_The problem:_
A precise repetition of every line below is the required answer.

_Provided material:_
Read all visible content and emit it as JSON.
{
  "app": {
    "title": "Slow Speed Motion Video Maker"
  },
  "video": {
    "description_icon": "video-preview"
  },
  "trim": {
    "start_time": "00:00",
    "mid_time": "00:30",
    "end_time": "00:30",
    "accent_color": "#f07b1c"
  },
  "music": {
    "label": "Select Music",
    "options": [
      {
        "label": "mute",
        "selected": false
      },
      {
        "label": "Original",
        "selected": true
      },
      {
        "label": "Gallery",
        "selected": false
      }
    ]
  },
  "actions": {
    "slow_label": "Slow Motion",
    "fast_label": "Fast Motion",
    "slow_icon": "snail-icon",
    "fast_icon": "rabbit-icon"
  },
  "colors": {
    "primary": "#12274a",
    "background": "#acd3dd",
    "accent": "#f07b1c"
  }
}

_Response to the exercise:_
Read all visible content and emit it as JSON.
{
  "app": {
    "title": "Slow Speed Motion Video Maker"
  },
  "video": {
    "description_icon": "video-preview"
  },
  "trim": {
    "start_time": "00:00",
    "mid_time": "00:30",
    "end_time": "00:30",
    "accent_color": "#f07b1c"
  },
  "music": {
    "label": "Select Music",
    "options": [
      {
        "label": "mute",
        "selected": false
      },
      {
        "label": "Original",
        "selected": true
      },
      {
        "label": "Gallery",
        "selected": false
      }
    ]
  },
  "actions": {
    "slow_label": "Slow Motion",
    "fast_label": "Fast Motion",
    "slow_icon": "snail-icon",
    "fast_icon": "rabbit-icon"
  },
  "colors": {
    "primary": "#12274a",
    "background": "#acd3dd",
    "accent": "#f07b1c"
  }
}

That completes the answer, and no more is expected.